(Dataset rows describing interfaces)
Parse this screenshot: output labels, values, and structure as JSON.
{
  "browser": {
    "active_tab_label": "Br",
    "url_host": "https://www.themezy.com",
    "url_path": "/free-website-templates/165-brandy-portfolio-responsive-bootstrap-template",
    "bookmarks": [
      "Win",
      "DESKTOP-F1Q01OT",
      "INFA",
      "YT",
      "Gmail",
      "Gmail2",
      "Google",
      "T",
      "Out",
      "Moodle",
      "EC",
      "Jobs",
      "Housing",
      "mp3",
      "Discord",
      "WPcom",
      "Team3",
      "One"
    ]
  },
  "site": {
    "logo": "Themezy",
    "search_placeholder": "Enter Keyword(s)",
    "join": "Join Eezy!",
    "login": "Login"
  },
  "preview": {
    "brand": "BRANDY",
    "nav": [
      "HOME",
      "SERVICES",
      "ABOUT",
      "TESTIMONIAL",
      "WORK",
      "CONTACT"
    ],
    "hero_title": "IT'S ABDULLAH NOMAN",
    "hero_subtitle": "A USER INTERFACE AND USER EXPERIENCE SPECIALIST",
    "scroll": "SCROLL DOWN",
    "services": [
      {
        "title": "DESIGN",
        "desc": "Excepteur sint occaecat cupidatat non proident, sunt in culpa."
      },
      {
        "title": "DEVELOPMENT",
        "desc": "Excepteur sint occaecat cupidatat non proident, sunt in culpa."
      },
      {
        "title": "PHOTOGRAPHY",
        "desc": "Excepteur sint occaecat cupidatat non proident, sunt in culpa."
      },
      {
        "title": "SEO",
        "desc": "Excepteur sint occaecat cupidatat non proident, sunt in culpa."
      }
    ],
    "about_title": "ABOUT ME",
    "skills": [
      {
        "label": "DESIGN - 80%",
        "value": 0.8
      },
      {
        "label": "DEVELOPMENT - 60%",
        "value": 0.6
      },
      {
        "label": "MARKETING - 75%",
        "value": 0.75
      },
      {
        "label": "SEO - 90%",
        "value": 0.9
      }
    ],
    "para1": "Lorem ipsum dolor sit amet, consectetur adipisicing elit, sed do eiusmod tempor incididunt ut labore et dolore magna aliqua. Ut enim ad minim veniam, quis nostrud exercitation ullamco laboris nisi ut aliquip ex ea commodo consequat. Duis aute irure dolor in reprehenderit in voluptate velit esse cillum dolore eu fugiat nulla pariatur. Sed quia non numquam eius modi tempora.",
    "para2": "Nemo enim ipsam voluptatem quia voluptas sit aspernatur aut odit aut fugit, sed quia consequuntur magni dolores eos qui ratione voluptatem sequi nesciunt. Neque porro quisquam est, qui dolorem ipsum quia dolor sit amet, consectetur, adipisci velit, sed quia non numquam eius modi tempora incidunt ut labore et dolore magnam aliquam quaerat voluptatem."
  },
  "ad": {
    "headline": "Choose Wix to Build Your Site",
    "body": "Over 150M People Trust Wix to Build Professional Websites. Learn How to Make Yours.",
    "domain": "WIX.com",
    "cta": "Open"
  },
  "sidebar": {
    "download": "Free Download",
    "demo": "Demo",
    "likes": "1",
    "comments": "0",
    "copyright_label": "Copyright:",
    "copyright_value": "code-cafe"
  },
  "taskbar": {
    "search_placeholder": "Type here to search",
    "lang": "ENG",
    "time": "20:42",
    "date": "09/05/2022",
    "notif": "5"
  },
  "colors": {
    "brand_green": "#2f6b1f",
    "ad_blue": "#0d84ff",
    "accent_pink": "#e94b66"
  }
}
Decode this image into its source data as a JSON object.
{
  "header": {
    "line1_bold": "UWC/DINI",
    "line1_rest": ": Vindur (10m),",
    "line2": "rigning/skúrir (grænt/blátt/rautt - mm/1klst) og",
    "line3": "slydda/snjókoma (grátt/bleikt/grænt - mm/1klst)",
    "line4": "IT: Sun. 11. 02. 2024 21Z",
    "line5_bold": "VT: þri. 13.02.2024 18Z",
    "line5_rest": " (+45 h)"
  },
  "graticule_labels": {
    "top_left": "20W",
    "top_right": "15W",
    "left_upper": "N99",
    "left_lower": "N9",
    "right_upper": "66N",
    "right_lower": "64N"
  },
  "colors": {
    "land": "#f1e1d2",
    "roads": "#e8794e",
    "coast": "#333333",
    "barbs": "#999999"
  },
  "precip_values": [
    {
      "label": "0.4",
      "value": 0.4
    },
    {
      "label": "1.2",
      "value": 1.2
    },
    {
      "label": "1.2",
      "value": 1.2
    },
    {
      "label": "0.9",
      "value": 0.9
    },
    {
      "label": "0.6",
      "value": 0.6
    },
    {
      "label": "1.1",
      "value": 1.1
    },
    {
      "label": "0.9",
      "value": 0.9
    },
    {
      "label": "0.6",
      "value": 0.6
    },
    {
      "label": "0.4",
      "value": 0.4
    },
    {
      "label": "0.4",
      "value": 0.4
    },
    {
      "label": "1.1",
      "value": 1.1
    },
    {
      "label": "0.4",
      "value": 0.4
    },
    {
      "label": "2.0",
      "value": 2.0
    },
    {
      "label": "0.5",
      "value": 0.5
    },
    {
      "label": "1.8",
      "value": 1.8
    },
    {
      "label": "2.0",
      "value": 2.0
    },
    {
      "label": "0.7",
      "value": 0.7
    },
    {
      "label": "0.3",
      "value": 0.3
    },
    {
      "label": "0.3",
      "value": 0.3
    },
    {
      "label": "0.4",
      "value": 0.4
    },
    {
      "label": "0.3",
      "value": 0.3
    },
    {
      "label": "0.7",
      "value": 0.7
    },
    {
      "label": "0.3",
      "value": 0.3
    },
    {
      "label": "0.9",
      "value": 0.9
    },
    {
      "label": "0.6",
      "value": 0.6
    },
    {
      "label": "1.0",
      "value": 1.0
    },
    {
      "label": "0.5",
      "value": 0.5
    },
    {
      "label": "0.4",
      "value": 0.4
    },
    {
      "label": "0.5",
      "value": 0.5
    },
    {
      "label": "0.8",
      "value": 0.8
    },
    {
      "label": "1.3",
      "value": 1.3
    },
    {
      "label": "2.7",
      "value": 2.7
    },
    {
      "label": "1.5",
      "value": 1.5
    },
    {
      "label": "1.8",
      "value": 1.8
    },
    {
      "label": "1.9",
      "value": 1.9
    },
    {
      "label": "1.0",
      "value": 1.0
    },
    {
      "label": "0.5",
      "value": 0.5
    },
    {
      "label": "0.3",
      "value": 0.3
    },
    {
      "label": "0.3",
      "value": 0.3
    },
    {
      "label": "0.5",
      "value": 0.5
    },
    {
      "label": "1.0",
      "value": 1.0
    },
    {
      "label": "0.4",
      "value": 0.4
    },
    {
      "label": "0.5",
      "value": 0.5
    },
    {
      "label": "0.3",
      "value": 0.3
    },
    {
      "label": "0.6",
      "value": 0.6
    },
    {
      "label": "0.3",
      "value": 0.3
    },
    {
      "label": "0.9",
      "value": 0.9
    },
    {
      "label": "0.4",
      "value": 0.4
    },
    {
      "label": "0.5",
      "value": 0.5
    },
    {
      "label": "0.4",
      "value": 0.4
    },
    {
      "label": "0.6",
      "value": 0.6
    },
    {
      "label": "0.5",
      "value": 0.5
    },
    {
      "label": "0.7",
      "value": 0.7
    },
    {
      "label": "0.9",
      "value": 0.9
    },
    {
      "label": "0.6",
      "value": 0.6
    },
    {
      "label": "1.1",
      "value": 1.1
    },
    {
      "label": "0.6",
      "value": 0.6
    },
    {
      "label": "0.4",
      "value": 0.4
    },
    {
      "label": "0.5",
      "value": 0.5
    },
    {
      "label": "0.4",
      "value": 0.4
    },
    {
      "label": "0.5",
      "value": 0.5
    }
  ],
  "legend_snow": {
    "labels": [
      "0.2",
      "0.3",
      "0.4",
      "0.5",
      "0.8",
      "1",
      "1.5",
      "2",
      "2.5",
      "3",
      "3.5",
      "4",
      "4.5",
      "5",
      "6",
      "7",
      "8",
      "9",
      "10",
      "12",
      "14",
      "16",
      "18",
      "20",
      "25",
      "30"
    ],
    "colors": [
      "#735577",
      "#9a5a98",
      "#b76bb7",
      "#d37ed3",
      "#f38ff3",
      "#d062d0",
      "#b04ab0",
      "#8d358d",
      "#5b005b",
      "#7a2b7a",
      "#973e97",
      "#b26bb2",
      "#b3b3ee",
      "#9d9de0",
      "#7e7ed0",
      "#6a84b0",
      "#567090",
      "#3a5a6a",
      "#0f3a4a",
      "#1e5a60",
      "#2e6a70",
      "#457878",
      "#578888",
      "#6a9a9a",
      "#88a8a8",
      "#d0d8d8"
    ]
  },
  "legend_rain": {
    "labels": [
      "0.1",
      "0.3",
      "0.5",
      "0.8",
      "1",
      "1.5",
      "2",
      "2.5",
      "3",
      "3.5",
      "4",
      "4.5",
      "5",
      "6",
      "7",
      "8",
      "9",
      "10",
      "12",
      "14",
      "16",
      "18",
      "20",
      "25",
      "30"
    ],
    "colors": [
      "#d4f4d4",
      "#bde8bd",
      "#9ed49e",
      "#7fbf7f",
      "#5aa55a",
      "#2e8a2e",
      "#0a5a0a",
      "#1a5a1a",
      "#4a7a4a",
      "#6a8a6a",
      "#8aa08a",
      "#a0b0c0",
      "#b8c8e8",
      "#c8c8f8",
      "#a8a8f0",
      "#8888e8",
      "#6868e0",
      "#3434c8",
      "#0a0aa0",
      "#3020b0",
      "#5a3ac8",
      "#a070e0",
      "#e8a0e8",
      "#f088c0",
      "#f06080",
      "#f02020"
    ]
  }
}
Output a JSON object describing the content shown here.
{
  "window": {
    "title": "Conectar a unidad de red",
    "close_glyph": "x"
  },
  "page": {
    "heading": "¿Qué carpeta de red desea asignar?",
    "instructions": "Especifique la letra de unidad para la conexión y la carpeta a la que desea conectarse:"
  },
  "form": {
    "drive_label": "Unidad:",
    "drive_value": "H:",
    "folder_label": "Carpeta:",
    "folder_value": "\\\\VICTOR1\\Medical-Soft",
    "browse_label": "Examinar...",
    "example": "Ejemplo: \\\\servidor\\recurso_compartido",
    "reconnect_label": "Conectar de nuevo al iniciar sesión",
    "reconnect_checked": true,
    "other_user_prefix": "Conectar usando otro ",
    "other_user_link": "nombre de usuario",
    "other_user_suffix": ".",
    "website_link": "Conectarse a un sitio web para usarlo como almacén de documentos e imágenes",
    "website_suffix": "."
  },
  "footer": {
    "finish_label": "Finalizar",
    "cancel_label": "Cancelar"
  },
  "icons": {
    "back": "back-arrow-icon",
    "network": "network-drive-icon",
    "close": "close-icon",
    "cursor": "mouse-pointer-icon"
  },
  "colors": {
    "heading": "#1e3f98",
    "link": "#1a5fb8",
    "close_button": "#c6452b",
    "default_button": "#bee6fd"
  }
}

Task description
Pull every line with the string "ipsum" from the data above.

Exercise output
    "para1": "Lorem ipsum dolor sit amet, consectetur adipisicing elit, sed do eiusmod tempor incididunt ut labore et dolore magna aliqua. Ut enim ad minim veniam, quis nostrud exercitation ullamco laboris nisi ut aliquip ex ea commodo consequat. Duis aute irure dolor in reprehenderit in voluptate velit esse cillum dolore eu fugiat nulla pariatur. Sed quia non numquam eius modi tempora.",
    "para2": "Nemo enim ipsam voluptatem quia voluptas sit aspernatur aut odit aut fugit, sed quia consequuntur magni dolores eos qui ratione voluptatem sequi nesciunt. Neque porro quisquam est, qui dolorem ipsum quia dolor sit amet, consectetur, adipisci velit, sed quia non numquam eius modi tempora incidunt ut labore et dolore magnam aliquam quaerat voluptatem."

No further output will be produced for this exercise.